All Saints Sermon By Gary F. Gleason
I grew up in a family of Baby Boomers. Being the oldest of five, with four younger siblings, there was usually a lot of commotion and activity in our house. There was one thing that never produced any argument or noise. We went to church on Sunday morning. We knew this was nonnegotiable. We went to church. My father directed that activity, and I donâ€™t remember a single Sunday when any of the five of us thought for a minute about trying to get out of going to Church and Sunday School. It was what we did. My father took great pride in taking us all to church, and I think his pride rubbed off on us. And before we left the house, my father lined up five coins on the kitchen counter and gave one to each of us to put into the collection plate. There were people who didnâ€™t have all the nice things we had, he said. We needed to share what we had with those less fortunate. His point was that we needed to share with others. And to model this, he shared with us. So many times in my adult life I have realized what a tremendous gift I received from my father, the important gift of going to church. Years and decades later I still know the importance of being part of a church community, for what it gives to me and what I give to it. More than once I have known it was God who called me to church, called me to give beyond myself and called me to practice a generosity . When I decided to transfer my membership to St Johnâ€™s, I will admit that Frank Wilson was a major draw, since he and I had worked closely on a number of committees. But other attractions were quickly apparent: the friendly people, the warm smiles, the sizzle of youngsters moving about the church, and the many activities happening beyond Sunday morning. That first Sunday, following an opening hymn with a procession of choir and clergy, Frank addressed the congregation:
Brothers and Sisters in Christ, let us praise and worship God who has called us together. Let us celebrate God’s majesty, and delight in the wonder of God’s love. Together we shall confess our sins and receive assurance that we are forgiven. As the scriptures are read, we can allow God’s word to speak to us, and ponder its meaning for our lives. In our prayers, we give thanks for God’s goodness, we pray for others as well as ourselves, and we offer our lives anew in Christ’s service. All this we do, because we believe in the presence among us of our Saviour Jesus Christ, and in the mighty power of the Holy Spirit. [A New Zealand Prayer Book]

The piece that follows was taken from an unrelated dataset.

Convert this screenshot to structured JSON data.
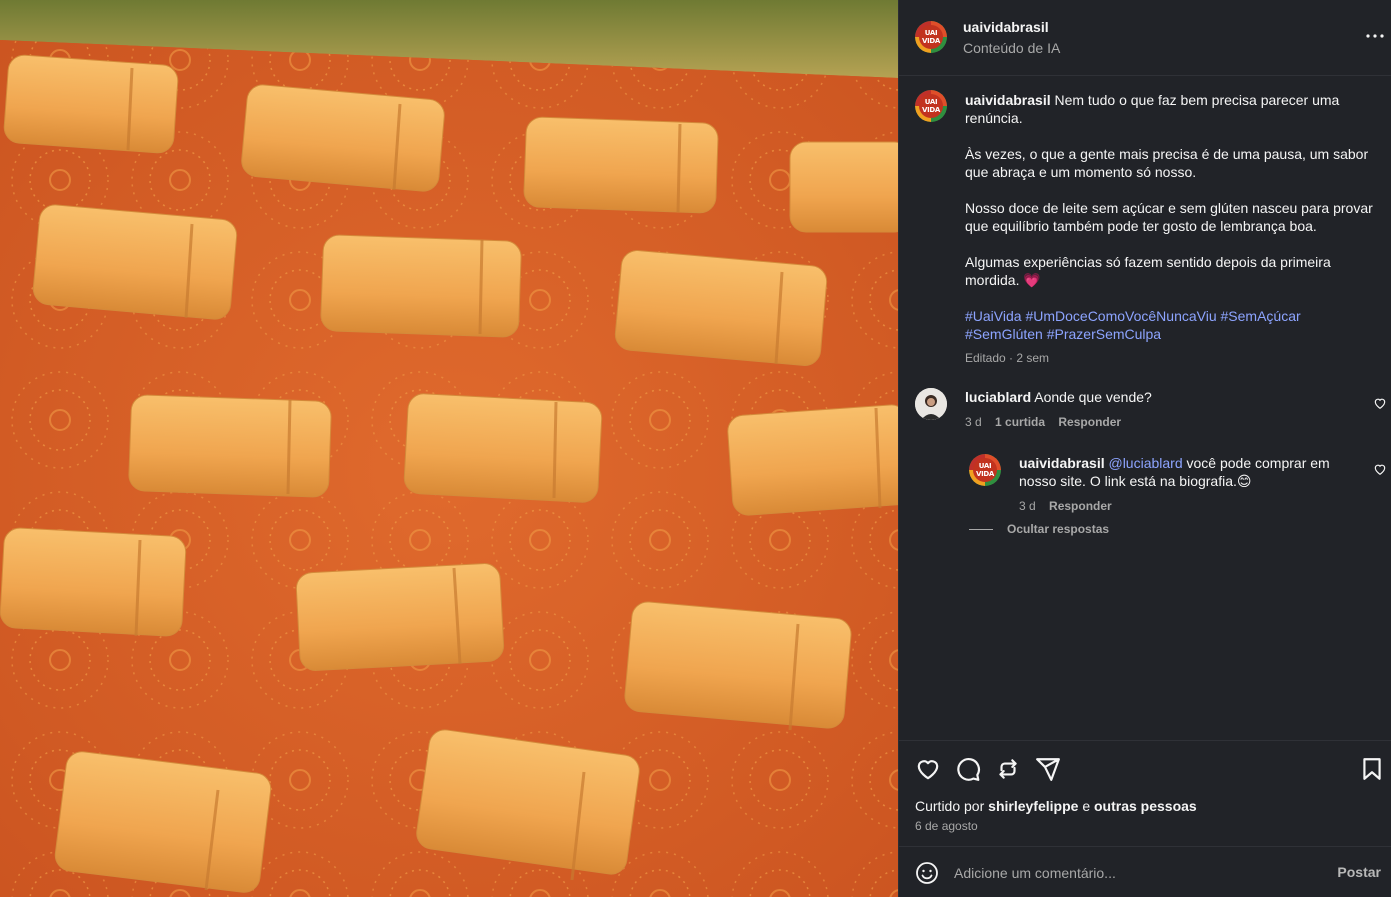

All of that. Open to anyone. Open to everyone. No demands, only gifts. I knew I was home at St John’s. The essence of why God calls us to gather on Sunday morning, the same lesson learned from my father years ago. St John’s was home for me. This is supposed to be “the stewardship sermon”. As I worked on the sermon this week, I was struck by both good and original thoughts. And as Samuel Johnson once noted, the part that was good was not original and the part that was original was not good. Stewardship is not just about the annual October beg-a-thon asking each of us for a pledge to St John’s. Stewardship goes on all year, as do the needs of this parish. Today on All Saints Sunday we are asked to return our pledge cards, indicating our commitment to St John’s for the coming year. This helps the finance committee and the vestry prepare a budget and it helps the staff prepare programs of worship, music, education for all and outreach for the coming year. God loves us and our own generosity is how we show our gratitude to God. This gratitude for abundance is a sacrament—an outward and visible sign of an inward and spiritual grace. That’s what a pledge to St John’s is all about. Yes, there are expenses incurred and bills to be paid and St John’s needs our dollars to do that, but even more do we need to give for the sake of our own souls. Today, on the feast of All Saints, is when we especially remember those who have gone before us, those we love but see no more. We remember especially our own loved ones, and those who, over the years, have walked the halls and aisles of St John’s, sat in these
pews, served on vestry and committees, and made decisions that allow us to enjoy this wonderful parish church today. We have an obligation today to make decisions and commitments to St John’s such that future generations will continue to worship here and make all life in Christ new. Trevor Patzer, the man who, out of his own gratitude, started the Little Sisters Fund to educate girls in Nepal, has said, “the key to happiness is helping someone else. There is nothing more fulfilling than helping somebody else; it doesn’t matter how you help.” In an experiment published by Science magazine, participants received a sum of money. Half were told to spend the money on themselves, and half were told to spend it on others. Afterward, they were rated on their happiness levels. Guess who was happier? Those who spent money on others, suggesting that giving to others increases well-being above spending money on oneself. God will richly bless you. Can we do any less for God?
From a Sermon preached in November 2010 St. John the Evangelist Episcopal Church, Saint Paul, Minnesota
I grew up in a family of Baby Boomers. Being the oldest of five, with four younger siblings, there was usually a lot of commotion and activ...